On coming up I made my way back to the poop; the men accompanied me. The mainmast was tottering. No shots had been fired up to this period. Soon after this the main mast fell. The Captain at this time was forward, endeavouring to get the launch out; this might be five minutes from the first concussion, and in a minute more the foremast fell; I heard it suggested that a gun should be fired as a signal of distress, but it was found impracticable. Major Ryan exclaimed, 'I will cause some muskets to be fired;' I heard the report of two or three shots, but did not see from what part of the ship; at this time Major Ryan was sitting in front of the mizenmast; he seized me by the hand, exclaiming 'What can we do now, Doctor?' I replied. 'In a few minutes we shall be in eternity!' I left him and pulled off my surtout, expecting everything would be floating in the water immediately and thought the only chance of saving my life would be by attaching myself to a spar. I saw the launch get clear of the vessel, made a rush, and got on board just as she cleared the wreck; the convicts, as I went forward, opened a passage for me; the convicts were all on the larboard side the starboard being entirely under water.

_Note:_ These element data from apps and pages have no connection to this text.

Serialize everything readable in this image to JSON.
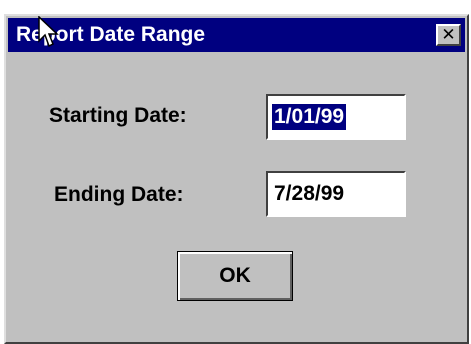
{
  "window": {
    "title": "Report Date Range",
    "close_glyph": "✕"
  },
  "form": {
    "start_label": "Starting Date:",
    "start_value": "1/01/99",
    "end_label": "Ending Date:",
    "end_value": "7/28/99"
  },
  "buttons": {
    "ok_label": "OK"
  },
  "colors": {
    "titlebar": "#000080",
    "dialog_face": "#c0c0c0",
    "selection": "#000080"
  },
  "icons": {
    "cursor": "mouse-pointer-icon",
    "close": "close-icon"
  }
}
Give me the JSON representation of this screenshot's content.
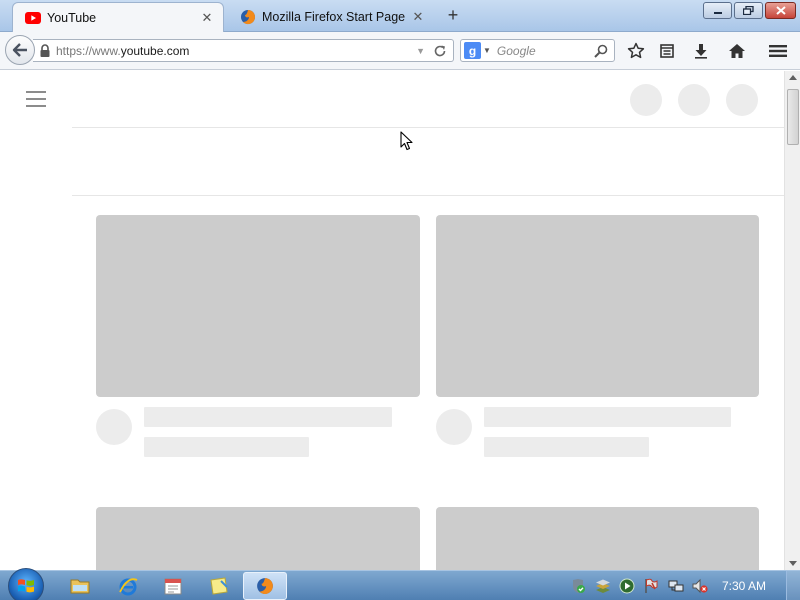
{
  "browser": {
    "tabs": [
      {
        "title": "YouTube",
        "active": true,
        "favicon": "youtube-icon"
      },
      {
        "title": "Mozilla Firefox Start Page",
        "active": false,
        "favicon": "firefox-icon"
      }
    ],
    "new_tab_label": "+",
    "close_glyph": "✕",
    "url_prefix": "https://www.",
    "url_domain": "youtube.com",
    "search_placeholder": "Google",
    "search_engine_letter": "g",
    "toolbar_icons": [
      "bookmark-star-icon",
      "reading-list-icon",
      "downloads-icon",
      "home-icon",
      "menu-icon"
    ]
  },
  "taskbar": {
    "clock": "7:30 AM",
    "pinned": [
      "windows-explorer-icon",
      "internet-explorer-icon",
      "calendar-app-icon",
      "sticky-notes-icon",
      "firefox-icon"
    ],
    "tray": [
      "security-shield-icon",
      "library-icon",
      "media-play-icon",
      "flag-icon",
      "network-icon",
      "volume-muted-icon"
    ]
  },
  "colors": {
    "youtube_red": "#ff0000",
    "placeholder_dark": "#cccccc",
    "placeholder_light": "#ececec",
    "taskbar_blue": "#4f7fb2"
  }
}
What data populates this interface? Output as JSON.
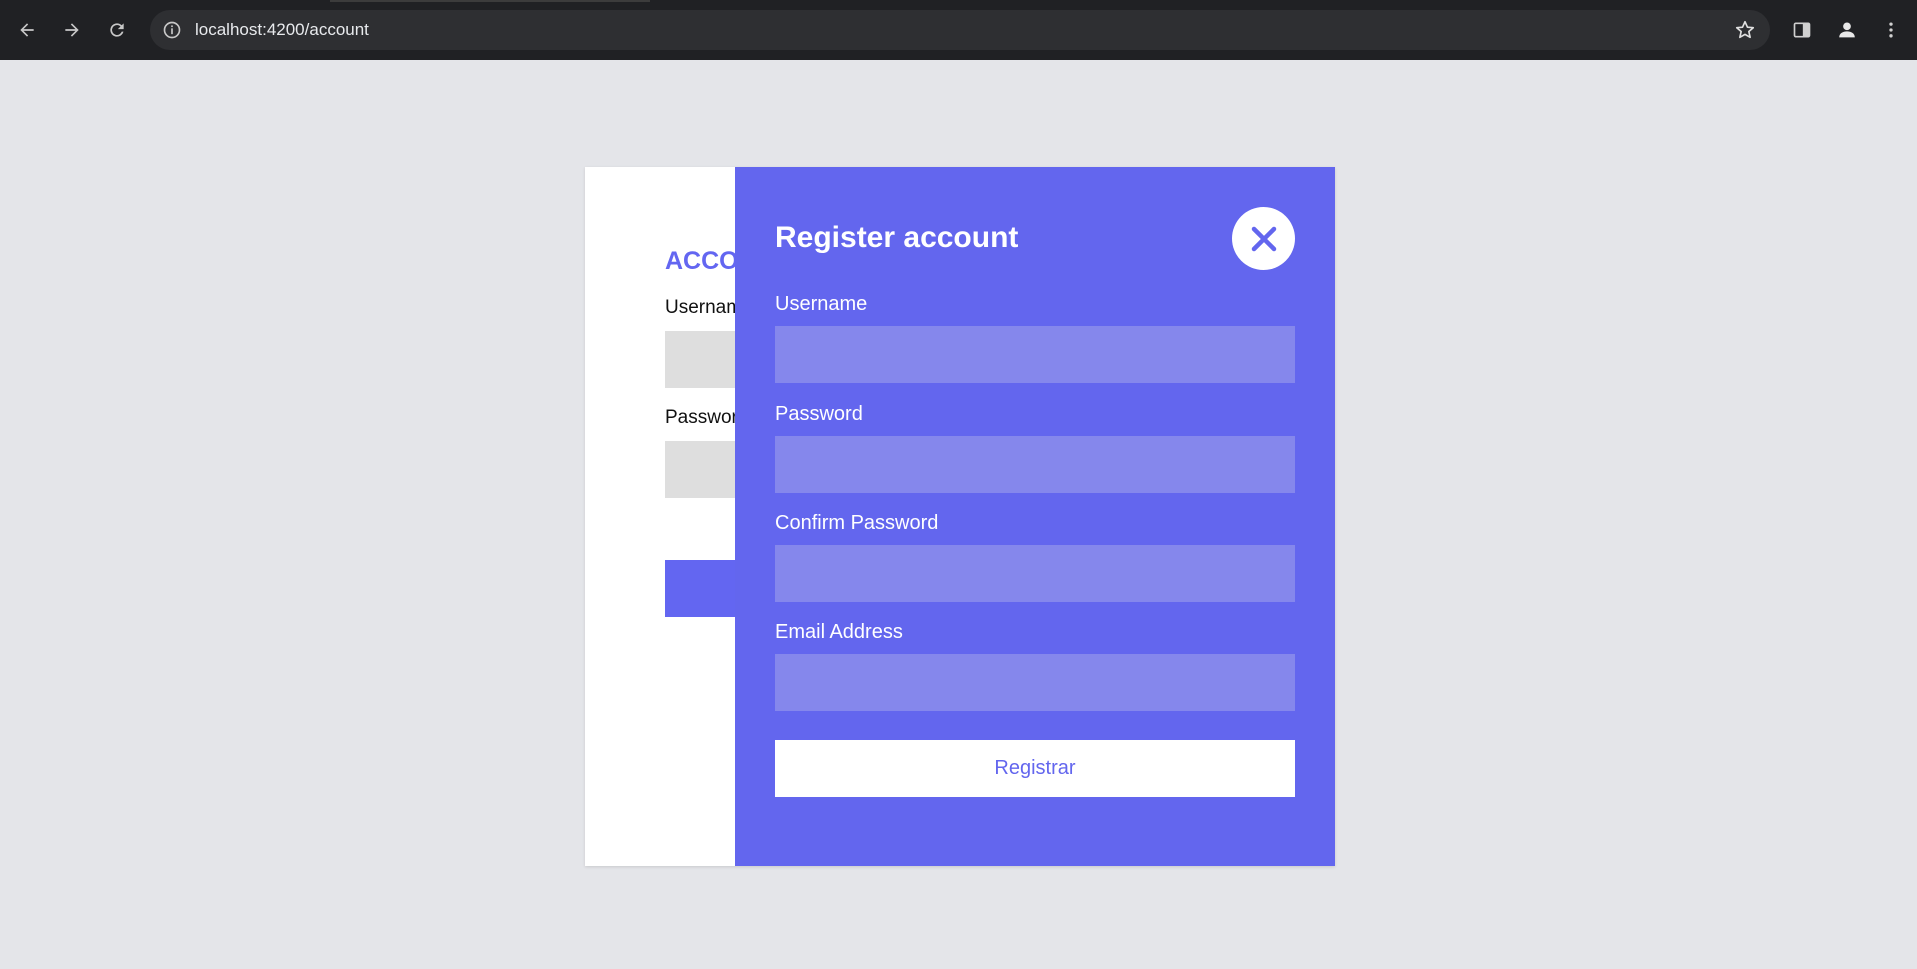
{
  "browser": {
    "url": "localhost:4200/account",
    "icons": {
      "back": "arrow-left-icon",
      "forward": "arrow-right-icon",
      "reload": "reload-icon",
      "site_info": "info-icon",
      "bookmark": "star-icon",
      "side_panel": "side-panel-icon",
      "profile": "profile-icon",
      "menu": "kebab-menu-icon"
    }
  },
  "login": {
    "title": "ACCOUNT",
    "username_label": "Username",
    "password_label": "Password"
  },
  "register": {
    "heading": "Register account",
    "fields": {
      "username_label": "Username",
      "password_label": "Password",
      "confirm_password_label": "Confirm Password",
      "email_label": "Email Address"
    },
    "submit_label": "Registrar",
    "close_icon": "close-icon"
  },
  "colors": {
    "accent": "#6366ee",
    "input_fill": "#8587ec",
    "page_bg": "#e4e5e9",
    "chrome_bg": "#202124"
  }
}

The Doctor then corroborated what the Captain had previously reported. To questions asked, he answered - ' it was not till after the whole of the survivors were taken from the wreck that Robert Hart, a convict, told me that one of the prisoners had been shot. No person in authority from my time of joining the ship, ever appeared the least the worse for liquor, up to the day of the fatal accident. The conduct of the prisoners, from the first striking of the ship was most meritorious. They were kept down till the boat should have been launched; and even before the boat was launched many were drowned. The moment the boat was launched the guard was withdrawn. At the time of the ship striking, 60 men were in bed labouring under the effects of scurvy of whom 10 only might have helped themselves, which I attribute to the poorness of provisions generally, but particularly to the withdrawing the meal of oatmeal and substituting cocoa. '
'One great inducement to proceed up DeEntrecasteaux Channel was to get to Hobart Town with the least possible delay, from the dreadful and increasing sickness on board and total want of every sort of nourishment. The mortality amongst the prisoners was dreadful; we buried five men in one day; I attributed this, in a great measure to the 'new system of provisioning' of which this was the first attempt.'
David Wyse was on the List of Surgeons of the Royal Navy who were fit for service in 1841. He was appointed to Her Majesty's ship Samarang. He appears on the Nominal List of the Officers and Men employed in the Samarang during the Operations in China viz on the 7th January 26th February and 12 March 1841 who were entitled to receive Medals in commemoration of the success of Her Majesty's Arms in the Country.
Notice of the death of David Wyse who died on 16 February 1843 at Falkirk, Stirlingshire, Scotland was published in the Quarterly Naval Obituaries in the London Age 9th April 1843